Firmly grasp the peg in the centre of the rotor assembly with your thumb: Next, firmly but gently strike the rotor itself with the palm of your other hand. This should loosen or cause the wheel’s outer bearing to fall out altogether. Finally, remove the outer bearing, followed by the complete rotor. WARNING: If the rotor becomes stuck, you may need a rubber mallet to free it.
Remove the old hub by unscrewing the hub nuts: The wheel bearing is located inside the hub, often kept in place by many bolts screwed in from behind. Because these bolts are hidden away in the car’s underbody, a slim socket wrench and a breaker bar are suggested to loosen and remove them. Next, remove the hub from the axle once you’ve removed the bolts. It’s worth noting that if you bought a new hub assembly, you may install it and reassemble the wheel at this point, and you’ll be done.
To get to the bearing assembly, you’ll need to disassemble the hub: To remove the end of the hub and any anti-lock brake wheel that may be part of your hub, you’ll most likely need to use a wrench (and a hammer). Next, clean the knuckle by removing the races. Removing the races from a bearing assembly generally entails manually breaking them with a grinder or hammer and chisel.
Wheel bearing replacement is a very typical job performed by a trained and experienced technician because bearings degrade and fail over time. For example, striking a curb with some force can potentially cause premature wheel bearing damage. Otherwise, you can read a detailed explanation of what your car’s wheel bearings perform in our previous post here.

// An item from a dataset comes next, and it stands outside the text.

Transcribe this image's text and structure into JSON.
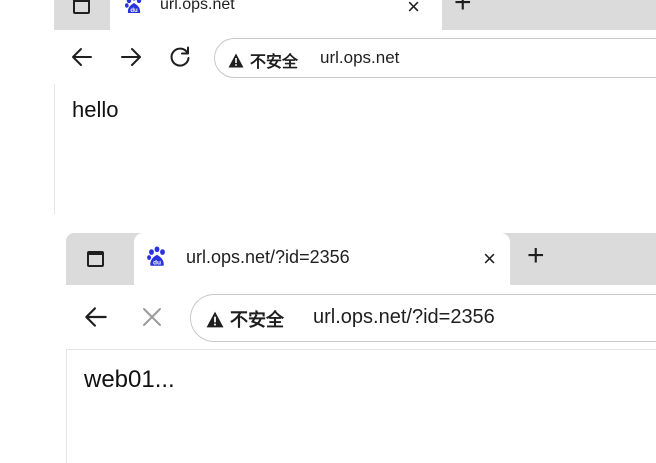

This also covers the warning signs you should be aware of, indicating that you should start looking into the wheel bearing replacement.